Albert Einstein once said, “Peace is not merely the absence of war.” Yet, amid rising tensions between the U.S. and North Korea, and at other times, we often hear Washington politicians say the threat of military action is the assurance of peace. Recently, I came across a couple of community members who see things differently – Amy Cantrell, from BeLoved Asheville, and Rachael Bliss, co-founder of WNC 4 Peace.
Amy was one of three women honored with the 2017 Peace Maker of the Year award from WNC 4 Peace. The other honorees were Anne Craig, coordinator of the local Palestinian/Jewish Egalitarian Team, and Heather Heyer, who lost her life during the Charlottesville demonstrations in August.
The three women were honored during the week leading up to the International Day of Peace (Peace Day) on Sept. 21. It was a week when WNC 4 Peace and other groups sought to remind us of how important peace is if humanity is to survive.
Instituted by the U.N. General Assembly in 1981, Peace Day is a day “devoted to strengthening the ideals of peace, both within and among all nations and peoples.” Yet there are many places in the world where peace is a dream, where war still rages. I ask myself often: Why can’t we, humanity, get past this mindset for war?
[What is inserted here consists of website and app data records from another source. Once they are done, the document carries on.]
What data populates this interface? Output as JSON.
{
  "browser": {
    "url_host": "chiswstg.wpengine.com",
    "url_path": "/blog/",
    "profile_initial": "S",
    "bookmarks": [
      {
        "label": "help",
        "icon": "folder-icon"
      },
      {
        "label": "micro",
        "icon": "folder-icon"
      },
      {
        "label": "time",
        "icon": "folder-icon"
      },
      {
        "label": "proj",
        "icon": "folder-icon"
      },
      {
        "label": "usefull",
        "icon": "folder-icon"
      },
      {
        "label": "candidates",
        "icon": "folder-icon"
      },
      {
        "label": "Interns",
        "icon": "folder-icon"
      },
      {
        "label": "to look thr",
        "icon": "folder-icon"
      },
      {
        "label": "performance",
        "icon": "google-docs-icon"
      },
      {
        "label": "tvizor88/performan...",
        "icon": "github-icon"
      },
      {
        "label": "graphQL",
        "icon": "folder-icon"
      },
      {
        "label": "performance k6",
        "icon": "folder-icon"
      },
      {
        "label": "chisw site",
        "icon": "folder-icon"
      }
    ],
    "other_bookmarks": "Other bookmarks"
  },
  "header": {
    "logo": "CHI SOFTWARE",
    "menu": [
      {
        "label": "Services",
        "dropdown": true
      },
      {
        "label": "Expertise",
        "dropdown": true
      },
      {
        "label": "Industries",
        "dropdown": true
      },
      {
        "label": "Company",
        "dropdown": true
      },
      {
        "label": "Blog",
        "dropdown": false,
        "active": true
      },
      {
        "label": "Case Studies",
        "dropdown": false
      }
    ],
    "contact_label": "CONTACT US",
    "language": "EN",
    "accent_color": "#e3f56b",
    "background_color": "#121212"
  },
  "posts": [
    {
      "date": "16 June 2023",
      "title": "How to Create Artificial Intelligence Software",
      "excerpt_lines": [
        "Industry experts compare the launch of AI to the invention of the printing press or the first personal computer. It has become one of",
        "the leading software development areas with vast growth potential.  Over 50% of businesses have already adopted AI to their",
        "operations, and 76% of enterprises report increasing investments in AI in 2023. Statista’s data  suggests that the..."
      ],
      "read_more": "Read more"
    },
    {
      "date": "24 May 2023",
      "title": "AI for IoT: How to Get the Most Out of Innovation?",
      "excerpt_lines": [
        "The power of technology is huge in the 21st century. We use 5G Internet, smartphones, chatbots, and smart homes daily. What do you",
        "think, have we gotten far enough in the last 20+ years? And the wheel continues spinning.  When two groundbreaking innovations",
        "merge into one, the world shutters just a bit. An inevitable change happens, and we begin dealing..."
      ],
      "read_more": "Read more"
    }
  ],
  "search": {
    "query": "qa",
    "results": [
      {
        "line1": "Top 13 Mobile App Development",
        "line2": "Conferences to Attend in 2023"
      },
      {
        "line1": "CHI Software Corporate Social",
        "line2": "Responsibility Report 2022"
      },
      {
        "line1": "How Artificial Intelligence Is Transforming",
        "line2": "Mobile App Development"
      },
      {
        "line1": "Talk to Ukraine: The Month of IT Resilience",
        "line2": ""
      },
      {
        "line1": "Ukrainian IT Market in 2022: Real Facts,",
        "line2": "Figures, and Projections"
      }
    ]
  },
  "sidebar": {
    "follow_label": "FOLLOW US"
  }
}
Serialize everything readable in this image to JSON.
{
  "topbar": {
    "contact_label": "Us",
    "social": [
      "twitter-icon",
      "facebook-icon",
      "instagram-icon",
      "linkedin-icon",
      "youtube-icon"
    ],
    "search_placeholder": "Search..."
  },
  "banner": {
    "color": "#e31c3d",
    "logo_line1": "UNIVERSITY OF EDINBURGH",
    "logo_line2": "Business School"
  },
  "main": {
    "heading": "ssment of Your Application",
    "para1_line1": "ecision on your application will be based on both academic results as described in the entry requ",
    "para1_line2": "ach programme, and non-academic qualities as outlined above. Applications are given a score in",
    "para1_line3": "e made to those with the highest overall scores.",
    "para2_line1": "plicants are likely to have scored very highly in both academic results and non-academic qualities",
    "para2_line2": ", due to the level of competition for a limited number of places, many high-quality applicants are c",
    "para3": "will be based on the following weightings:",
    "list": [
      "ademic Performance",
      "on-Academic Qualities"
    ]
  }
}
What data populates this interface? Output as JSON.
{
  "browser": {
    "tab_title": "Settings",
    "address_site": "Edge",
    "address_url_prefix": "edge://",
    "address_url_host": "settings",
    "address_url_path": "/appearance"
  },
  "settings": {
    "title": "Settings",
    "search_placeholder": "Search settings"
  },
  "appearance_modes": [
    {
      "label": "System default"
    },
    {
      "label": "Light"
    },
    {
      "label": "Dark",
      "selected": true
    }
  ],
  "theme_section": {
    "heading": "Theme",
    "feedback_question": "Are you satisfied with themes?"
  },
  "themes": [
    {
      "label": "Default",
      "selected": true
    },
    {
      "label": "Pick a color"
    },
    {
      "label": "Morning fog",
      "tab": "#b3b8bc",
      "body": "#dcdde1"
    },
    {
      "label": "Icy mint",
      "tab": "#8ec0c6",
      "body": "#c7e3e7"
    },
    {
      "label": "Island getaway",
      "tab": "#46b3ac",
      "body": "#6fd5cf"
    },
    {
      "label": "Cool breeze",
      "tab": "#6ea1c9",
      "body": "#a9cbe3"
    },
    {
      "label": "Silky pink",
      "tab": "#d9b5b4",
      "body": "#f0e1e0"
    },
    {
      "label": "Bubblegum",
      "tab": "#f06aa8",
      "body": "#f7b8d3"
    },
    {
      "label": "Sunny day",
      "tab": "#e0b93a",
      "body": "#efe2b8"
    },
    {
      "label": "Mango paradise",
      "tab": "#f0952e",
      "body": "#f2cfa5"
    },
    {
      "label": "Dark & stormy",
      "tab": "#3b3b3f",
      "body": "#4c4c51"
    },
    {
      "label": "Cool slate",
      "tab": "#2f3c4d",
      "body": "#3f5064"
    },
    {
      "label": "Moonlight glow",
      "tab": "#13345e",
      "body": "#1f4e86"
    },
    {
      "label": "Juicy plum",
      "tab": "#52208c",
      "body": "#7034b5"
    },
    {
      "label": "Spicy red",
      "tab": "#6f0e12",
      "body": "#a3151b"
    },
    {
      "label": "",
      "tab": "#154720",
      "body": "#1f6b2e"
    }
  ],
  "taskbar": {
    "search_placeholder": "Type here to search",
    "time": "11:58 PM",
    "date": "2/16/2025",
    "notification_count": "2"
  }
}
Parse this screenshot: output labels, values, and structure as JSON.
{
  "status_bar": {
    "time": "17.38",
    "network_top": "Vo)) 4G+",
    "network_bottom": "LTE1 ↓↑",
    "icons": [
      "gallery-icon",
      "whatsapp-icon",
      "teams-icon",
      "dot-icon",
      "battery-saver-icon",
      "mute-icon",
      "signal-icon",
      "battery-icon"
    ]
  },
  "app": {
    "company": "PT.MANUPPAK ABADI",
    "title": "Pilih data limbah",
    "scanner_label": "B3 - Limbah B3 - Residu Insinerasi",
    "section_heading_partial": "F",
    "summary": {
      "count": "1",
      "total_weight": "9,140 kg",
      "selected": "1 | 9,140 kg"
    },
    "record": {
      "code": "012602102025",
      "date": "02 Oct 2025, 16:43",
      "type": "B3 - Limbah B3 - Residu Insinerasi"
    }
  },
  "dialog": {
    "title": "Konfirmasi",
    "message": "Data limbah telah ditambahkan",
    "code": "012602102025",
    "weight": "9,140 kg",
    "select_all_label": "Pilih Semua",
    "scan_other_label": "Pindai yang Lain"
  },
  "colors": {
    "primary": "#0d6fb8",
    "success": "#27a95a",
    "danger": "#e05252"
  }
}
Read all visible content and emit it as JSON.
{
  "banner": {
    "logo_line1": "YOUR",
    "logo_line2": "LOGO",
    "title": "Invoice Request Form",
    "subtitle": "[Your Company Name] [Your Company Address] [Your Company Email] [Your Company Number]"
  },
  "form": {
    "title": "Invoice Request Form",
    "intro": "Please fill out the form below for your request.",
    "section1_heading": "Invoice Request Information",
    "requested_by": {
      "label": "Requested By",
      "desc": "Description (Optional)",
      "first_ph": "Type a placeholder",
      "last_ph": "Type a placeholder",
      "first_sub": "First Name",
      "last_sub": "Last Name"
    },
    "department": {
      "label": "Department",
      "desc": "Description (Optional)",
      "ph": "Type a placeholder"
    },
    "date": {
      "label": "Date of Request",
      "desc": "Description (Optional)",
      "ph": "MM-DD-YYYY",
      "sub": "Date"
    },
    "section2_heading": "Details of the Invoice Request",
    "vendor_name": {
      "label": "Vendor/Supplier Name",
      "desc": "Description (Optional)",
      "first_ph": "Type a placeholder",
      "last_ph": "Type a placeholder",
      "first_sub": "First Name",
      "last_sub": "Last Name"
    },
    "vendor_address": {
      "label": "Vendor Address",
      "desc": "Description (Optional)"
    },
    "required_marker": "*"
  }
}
I had the opportunity to speak with Amy and Rachael about this and about why we have no lasting peace. Surely, the availability of arms is a contributing factor. As Rachael said, we have to be aware of what President Eisenhower called “the military-industrial complex” and the role it plays in the psyche of our country. But the absence of peace is more than turning off the weapons of war.
In our conversation, Rachael said that peace is about justice, “justice in all its facets — economic, environmental and social.” And in her acceptance speech for the Peace Maker award, Amy also said, “We will never have peace without justice” and adding later, “Our work as peacemakers is to begin to say, ‘How do we create justice, which is peace?’”
British author Benjamin Crème said that it is only through a sharing of the world’s resources that we will create this justice. And it is only through justice that we will create a lasting peace. This, he said, is the only viable way forward, because it is only through sharing that all people everywhere will have the opportunity to have a life without hunger and poverty, without want, without injustice. How would this lead to peace?
Crème says that when countries learn to share, trust emerges between them, even between countries who are adversaries. When there is trust, new and better relationships can develop. The groundwork is then laid toward solving the world’s most intractable problems.
Peace = justice = sharing. It’s a new concept. It’s a new way of living. We’ve never tried it before. But as Amy Cantrell asked me, “If we truly believe in peace and not war … what are we willing to risk to bring that about in the world?
— McNair Ezzard
Editor’s note: McNair Ezzard hosts “A Better World” on WPVM 103.7.